|My "wireless" charger for the HP Touchpad|
Which brings me to wireless charging.
This is the one technology that comes to mind where "wireless" is not wireless AT ALL. Look at the picture above. There is a long wire attached and mobility is surely not enhanced much if at all with this device. The actual name for this type of charging is "inductive" charging where an electromagnetic field is used to transfer energy. The issue with this is that there must still be physical contact to transfer the energy. Thus, it is not wireless at all. Awesome wireless energy transfer like what the great inventor Tesla has yet to make it into consumer hands. Wireless charging is a bit of a misnomer. Imagine being told that to use WiFi, you have to physically attach your laptop or device to something and leave it there. That would not be very wireless at all, would it?
|My HP Touchpad "Wirelessly" charging.|

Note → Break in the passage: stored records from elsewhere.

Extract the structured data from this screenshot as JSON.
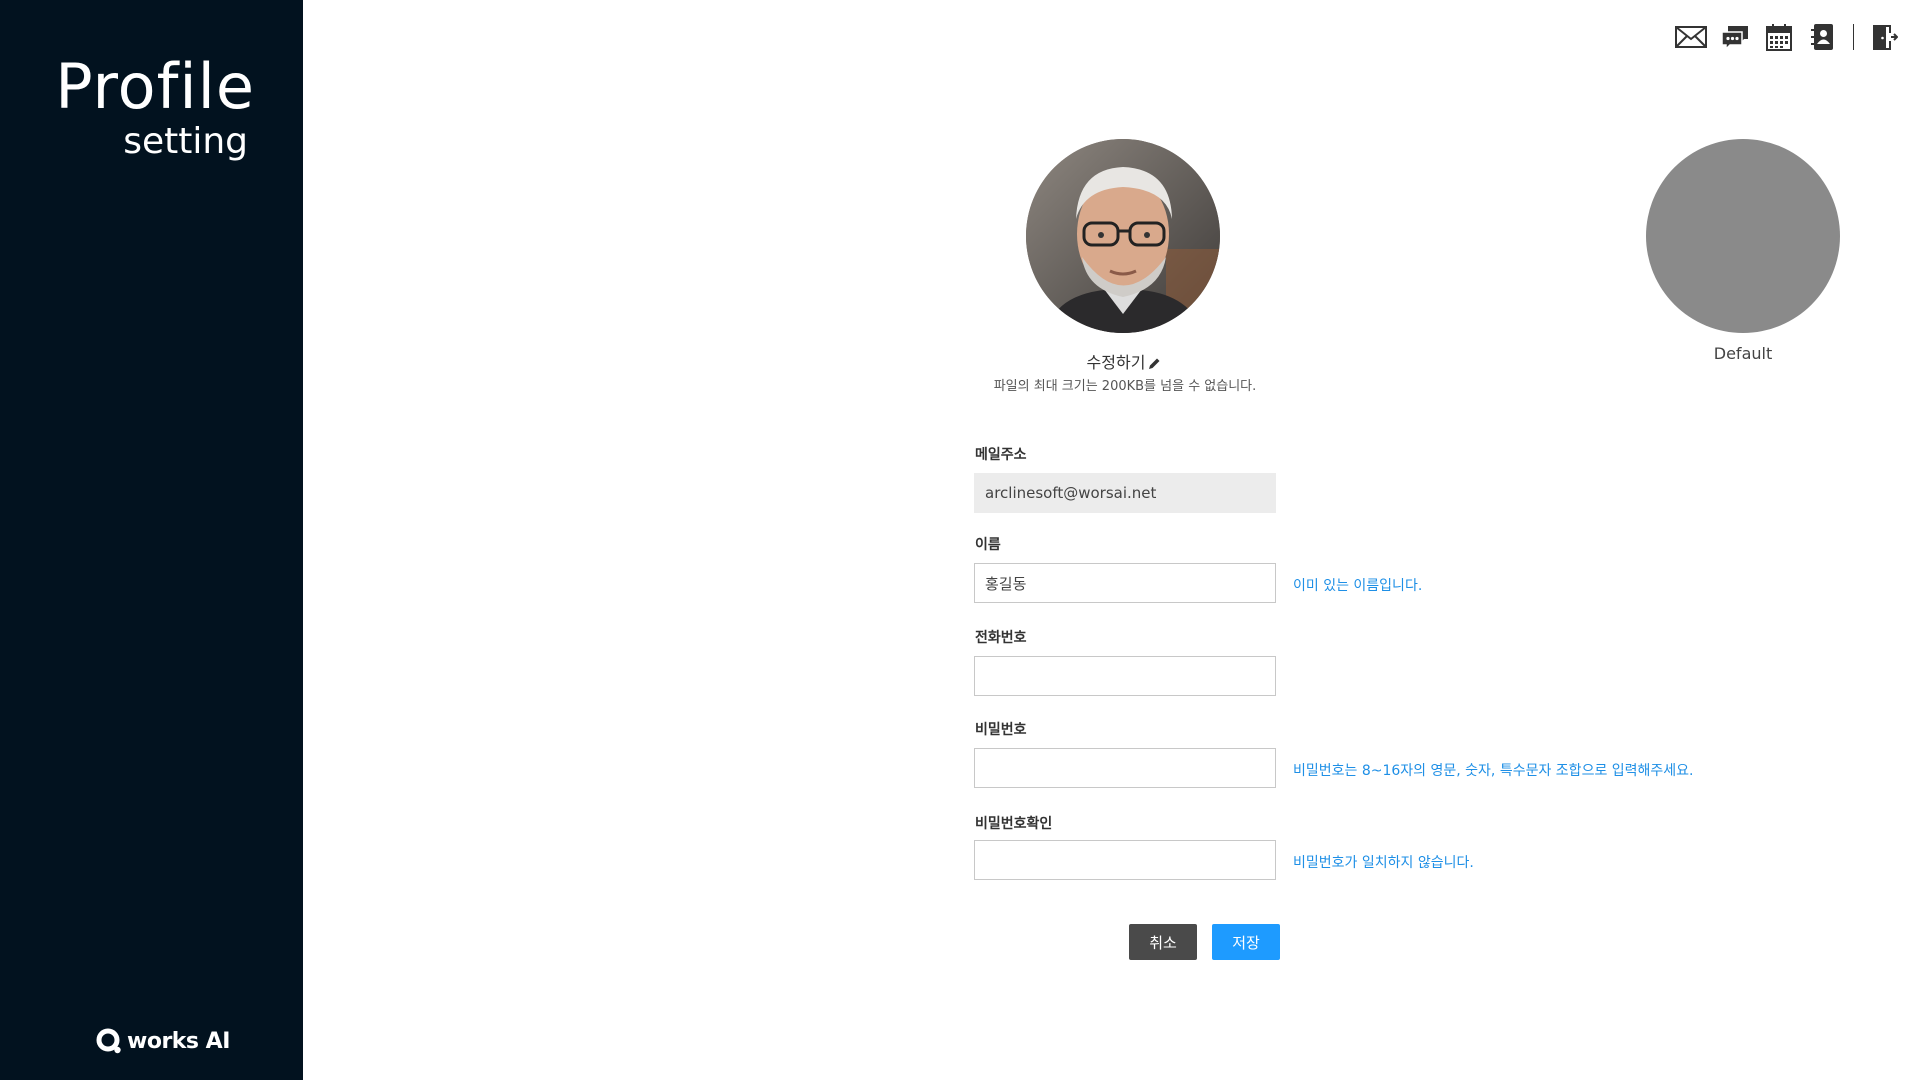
{
  "sidebar": {
    "title": "Profile",
    "subtitle": "setting",
    "logo_text": "works AI"
  },
  "topbar": {
    "icons": [
      "mail-icon",
      "chat-icon",
      "calendar-icon",
      "contacts-icon",
      "logout-icon"
    ]
  },
  "profile": {
    "edit_label": "수정하기",
    "file_hint": "파일의 최대 크기는 200KB를 넘을 수 없습니다.",
    "default_label": "Default"
  },
  "form": {
    "email": {
      "label": "메일주소",
      "value": "arclinesoft@worsai.net"
    },
    "name": {
      "label": "이름",
      "value": "홍길동",
      "hint": "이미 있는 이름입니다."
    },
    "phone": {
      "label": "전화번호",
      "value": ""
    },
    "password": {
      "label": "비밀번호",
      "value": "",
      "hint": "비밀번호는 8~16자의 영문, 숫자, 특수문자 조합으로 입력해주세요."
    },
    "password_confirm": {
      "label": "비밀번호확인",
      "value": "",
      "hint": "비밀번호가 일치하지 않습니다."
    }
  },
  "buttons": {
    "cancel": "취소",
    "save": "저장"
  },
  "colors": {
    "sidebar_bg": "#02121f",
    "accent": "#1e9bff",
    "hint": "#1e8fe6",
    "cancel_bg": "#4a4a4a",
    "default_avatar": "#8a8a8a"
  }
}
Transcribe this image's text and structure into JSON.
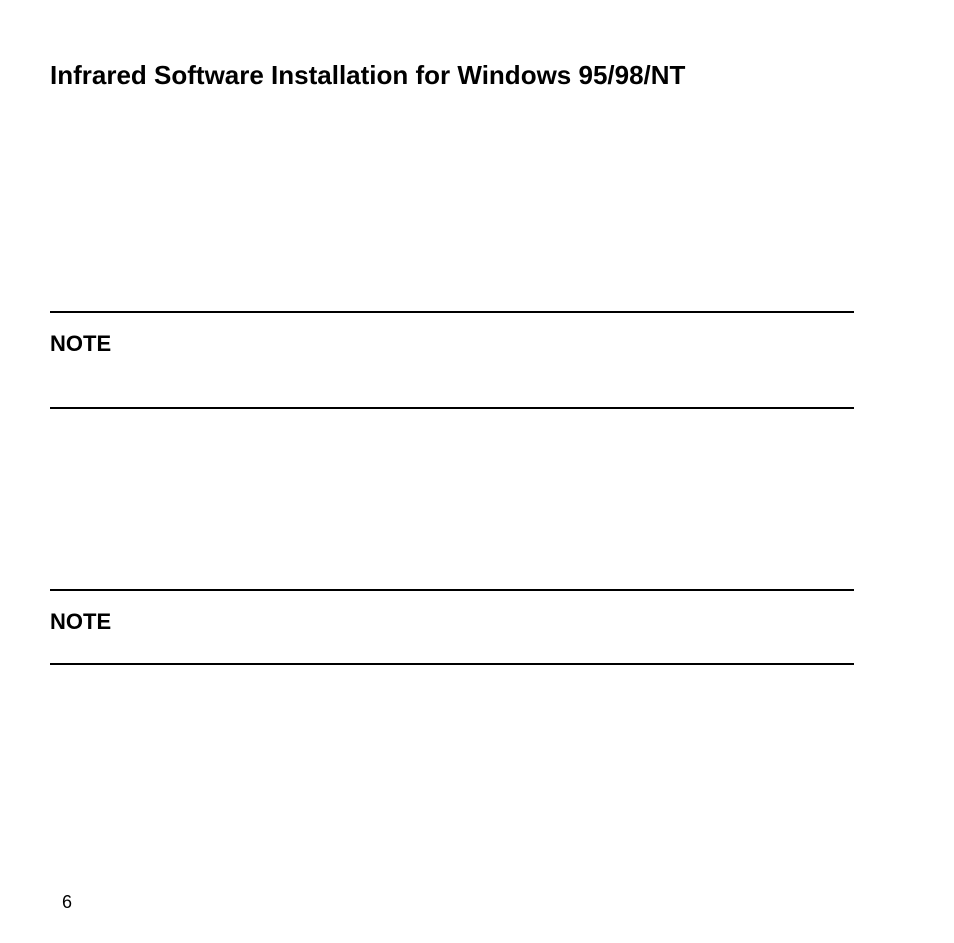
{
  "title": "Infrared Software Installation for Windows 95/98/NT",
  "notes": {
    "first_label": "NOTE",
    "second_label": "NOTE"
  },
  "page_number": "6"
}
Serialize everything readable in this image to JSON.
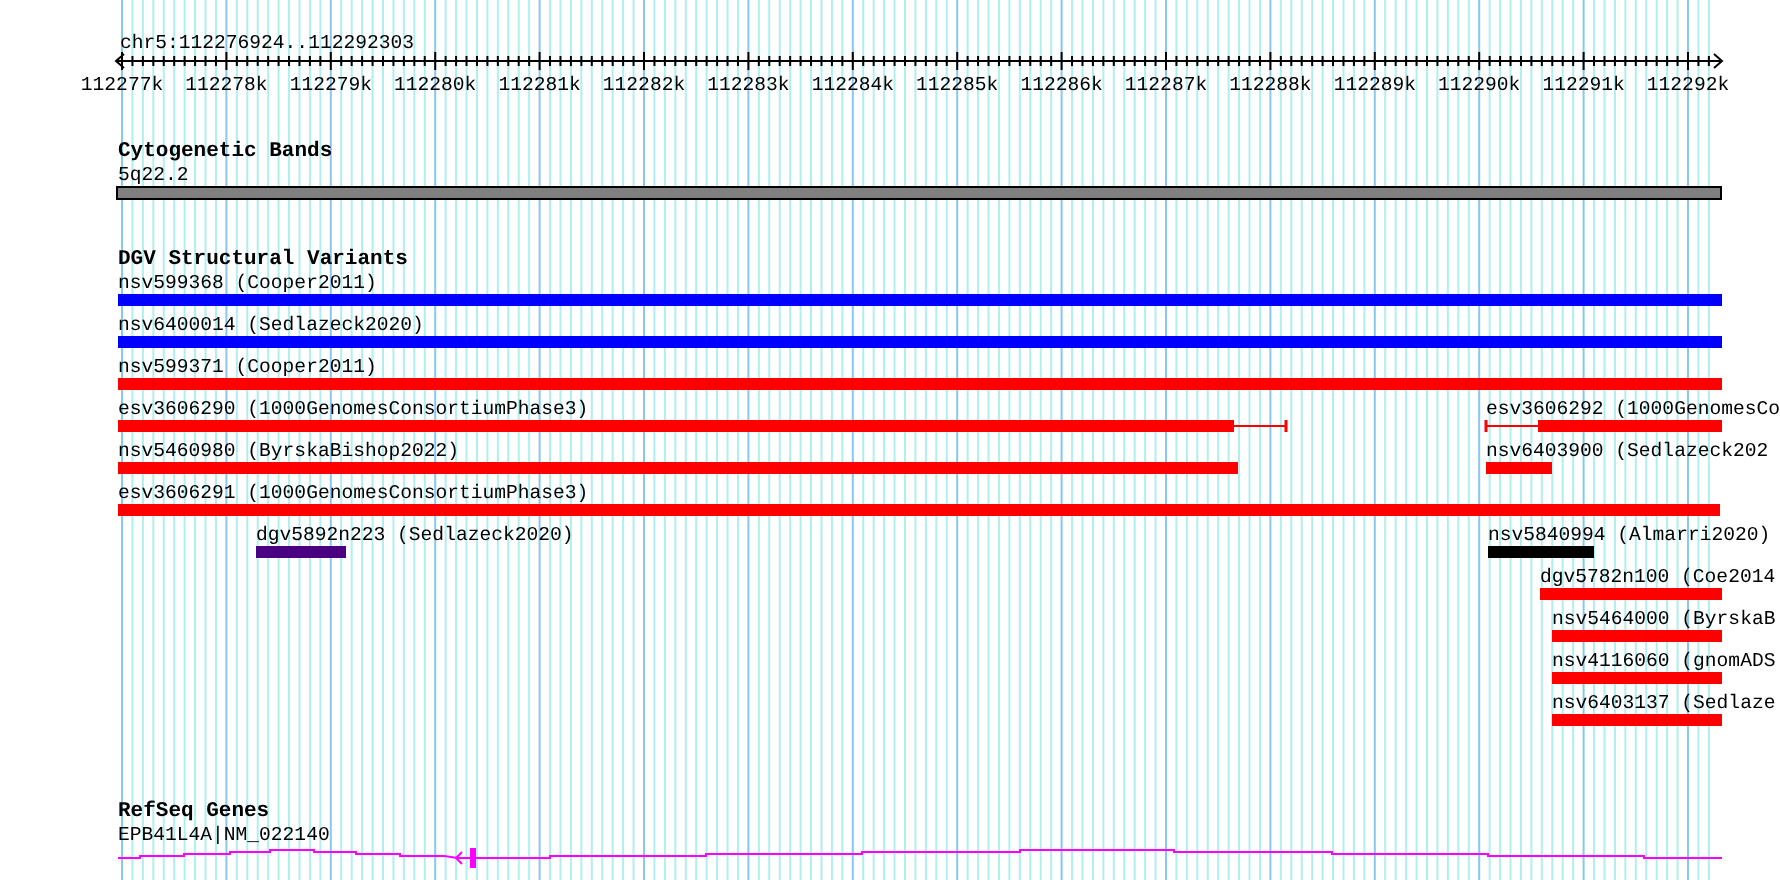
{
  "ruler": {
    "location": "chr5:112276924..112292303",
    "ticks": [
      "112277k",
      "112278k",
      "112279k",
      "112280k",
      "112281k",
      "112282k",
      "112283k",
      "112284k",
      "112285k",
      "112286k",
      "112287k",
      "112288k",
      "112289k",
      "112290k",
      "112291k",
      "112292k"
    ]
  },
  "tracks": [
    {
      "title": "Cytogenetic Bands",
      "features": [
        {
          "label": "5q22.2",
          "kind": "band"
        }
      ]
    },
    {
      "title": "DGV Structural Variants",
      "features": [
        {
          "label": "nsv599368 (Cooper2011)",
          "kind": "bar",
          "color": "#0000ff"
        },
        {
          "label": "nsv6400014 (Sedlazeck2020)",
          "kind": "bar",
          "color": "#0000ff"
        },
        {
          "label": "nsv599371 (Cooper2011)",
          "kind": "bar",
          "color": "#ff0000"
        },
        {
          "label": "esv3606290 (1000GenomesConsortiumPhase3)",
          "kind": "split",
          "color": "#ff0000"
        },
        {
          "label": "esv3606292 (1000GenomesCo",
          "kind": "split",
          "color": "#ff0000"
        },
        {
          "label": "nsv5460980 (ByrskaBishop2022)",
          "kind": "bar",
          "color": "#ff0000"
        },
        {
          "label": "nsv6403900 (Sedlazeck202",
          "kind": "bar",
          "color": "#ff0000"
        },
        {
          "label": "esv3606291 (1000GenomesConsortiumPhase3)",
          "kind": "bar",
          "color": "#ff0000"
        },
        {
          "label": "dgv5892n223 (Sedlazeck2020)",
          "kind": "bar",
          "color": "#4b0082"
        },
        {
          "label": "nsv5840994 (Almarri2020)",
          "kind": "bar",
          "color": "#000000"
        },
        {
          "label": "dgv5782n100 (Coe2014",
          "kind": "bar",
          "color": "#ff0000"
        },
        {
          "label": "nsv5464000 (ByrskaB",
          "kind": "bar",
          "color": "#ff0000"
        },
        {
          "label": "nsv4116060 (gnomADS",
          "kind": "bar",
          "color": "#ff0000"
        },
        {
          "label": "nsv6403137 (Sedlaze",
          "kind": "bar",
          "color": "#ff0000"
        }
      ]
    },
    {
      "title": "RefSeq Genes",
      "features": [
        {
          "label": "EPB41L4A|NM_022140",
          "kind": "gene"
        }
      ]
    }
  ]
}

With that said there are positive and negative aspects to inductive charging. The one positive thing that I can think about is if your device has a "picture frame" option. You can't beat the clean look or wireless charging. Android and WebOS devices have this feature built in via "Daydream" and "Exhibition" modes. When you connect the device to the inductive charger, it simply turns on a special mode similar to a screensaver on a PC. It can show weather, pictures, news, etc. It's very slick actually.
|Flipboard running on "Daydream" mode via Android 4..3 Jellybean|
Sadly, this will wear your screen and battery down much faster and shorten the life of your device in the long run but chances are that the tech enthusiast will replace their device long before that becomes an issue. It sure is pretty though.
Summarizing the negative aspects however:
- You are still tethered to a wire.
- You lose mobility of your device.
- It's expensive compared to traditional port charging.
- There are multiple incompatible standards.
Those are just a few things to think about, and if you come up with a more accurate name then feel free to leave it in the comments section. Maybe a marketing guru will use it to their advantage in the future.